Emmett was an appropriate candidate for the program. After two visit’s to Ohio and many scopes, testing and consulting with the physician’s; Cincinnati decided that Emmett’s entire esophagus needed to be removed and replaced with a portion of his bowel. The surgery is unique and has only been performed 150 times over the last 30 years in pediatrics. Cincinnati was the place to have it performed. Michael and I prayed and felt that this was the best option for Emmett’s and his future. The surgery date was set for December 6, 2012. Emmett was expected to be hospitalized for four to six weeks post operation. The surgery lasted for 14 hours! Emmett was taken up to the Pediatric ICU at Cincinnati Children’s Hospital to recover. Emmett’s recovery was steady! He began healing at a rapid rate having no infections or leakage at the surgical sights. Emmett was able to come home two days before Christmas making his recovery time only two and one half weeks post operation. It was nothing short of a miracle.
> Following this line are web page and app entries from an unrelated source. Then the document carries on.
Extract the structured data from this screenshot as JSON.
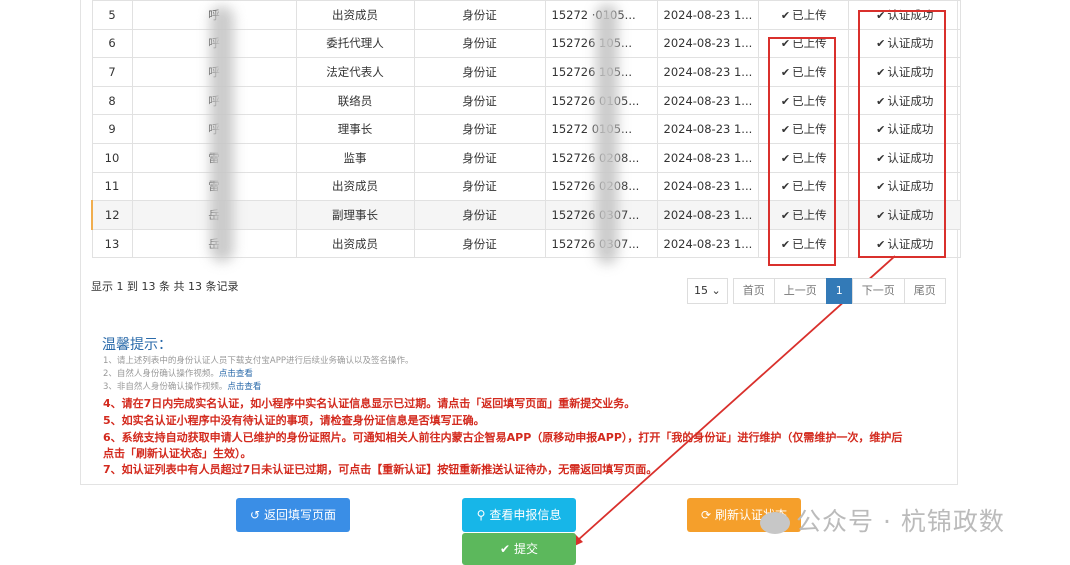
{
  "table": {
    "rows": [
      {
        "no": "5",
        "name": "呼",
        "role": "出资成员",
        "idtype": "身份证",
        "idno": "15272 ·0105...",
        "date": "2024-08-23 1...",
        "upload": "已上传",
        "auth": "认证成功"
      },
      {
        "no": "6",
        "name": "呼",
        "role": "委托代理人",
        "idtype": "身份证",
        "idno": "152726 105...",
        "date": "2024-08-23 1...",
        "upload": "已上传",
        "auth": "认证成功"
      },
      {
        "no": "7",
        "name": "呼",
        "role": "法定代表人",
        "idtype": "身份证",
        "idno": "152726 105...",
        "date": "2024-08-23 1...",
        "upload": "已上传",
        "auth": "认证成功"
      },
      {
        "no": "8",
        "name": "呼",
        "role": "联络员",
        "idtype": "身份证",
        "idno": "152726 0105...",
        "date": "2024-08-23 1...",
        "upload": "已上传",
        "auth": "认证成功"
      },
      {
        "no": "9",
        "name": "呼",
        "role": "理事长",
        "idtype": "身份证",
        "idno": "15272 0105...",
        "date": "2024-08-23 1...",
        "upload": "已上传",
        "auth": "认证成功"
      },
      {
        "no": "10",
        "name": "雷",
        "role": "监事",
        "idtype": "身份证",
        "idno": "152726 0208...",
        "date": "2024-08-23 1...",
        "upload": "已上传",
        "auth": "认证成功"
      },
      {
        "no": "11",
        "name": "雷",
        "role": "出资成员",
        "idtype": "身份证",
        "idno": "152726 0208...",
        "date": "2024-08-23 1...",
        "upload": "已上传",
        "auth": "认证成功"
      },
      {
        "no": "12",
        "name": "岳",
        "role": "副理事长",
        "idtype": "身份证",
        "idno": "152726 0307...",
        "date": "2024-08-23 1...",
        "upload": "已上传",
        "auth": "认证成功"
      },
      {
        "no": "13",
        "name": "岳",
        "role": "出资成员",
        "idtype": "身份证",
        "idno": "152726 0307...",
        "date": "2024-08-23 1...",
        "upload": "已上传",
        "auth": "认证成功"
      }
    ]
  },
  "pagination": {
    "info": "显示 1 到 13 条 共 13 条记录",
    "page_size": "15",
    "first": "首页",
    "prev": "上一页",
    "current": "1",
    "next": "下一页",
    "last": "尾页"
  },
  "tips": {
    "title": "温馨提示：",
    "grey1": "1、请上述列表中的身份认证人员下载支付宝APP进行后续业务确认以及签名操作。",
    "grey2": "2、自然人身份确认操作视频。",
    "grey3": "3、非自然人身份确认操作视频。",
    "link": "点击查看",
    "red4": "4、请在7日内完成实名认证，如小程序中实名认证信息显示已过期。请点击「返回填写页面」重新提交业务。",
    "red5": "5、如实名认证小程序中没有待认证的事项，请检查身份证信息是否填写正确。",
    "red6a": "6、系统支持自动获取申请人已维护的身份证照片。可通知相关人前往内蒙古企智易APP（原移动申报APP），打开「我的身份证」进行维护（仅需维护一次，维护后",
    "red6b": "点击「刷新认证状态」生效）。",
    "red7": "7、如认证列表中有人员超过7日未认证已过期，可点击【重新认证】按钮重新推送认证待办，无需返回填写页面。"
  },
  "buttons": {
    "back": "返回填写页面",
    "view": "查看申报信息",
    "refresh": "刷新认证状态",
    "submit": "提交"
  },
  "watermark": "公众号 · 杭锦政数",
  "colors": {
    "primary": "#3a8ee6",
    "info": "#17b6e8",
    "warning": "#f59f2b",
    "success": "#5cb85c",
    "annotation_red": "#d9302c"
  }
}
Emmett continues to recover today and has many unknowns to come. He is a fighter and as his family we will continue fight along with him.
We feel it is our mission to tell Emmett's story and to spread awareness of the dangers of button batteries. The swallowing of this tiny battery has turned our world upside down!! It has been a little over a year since his accident and we are still trying to repair the damage that was done and fight for Emmett to survive. Let this be an eye opener to everyone! These tiny batteries are so prevalent in our daily lives and will continue to be so, as technology continues to advance and electronics continue to get smaller. It is more than just putting the items out of arms reach. Secure them with strong tape or super glue. Please do what you can. Help us spread the awareness!!!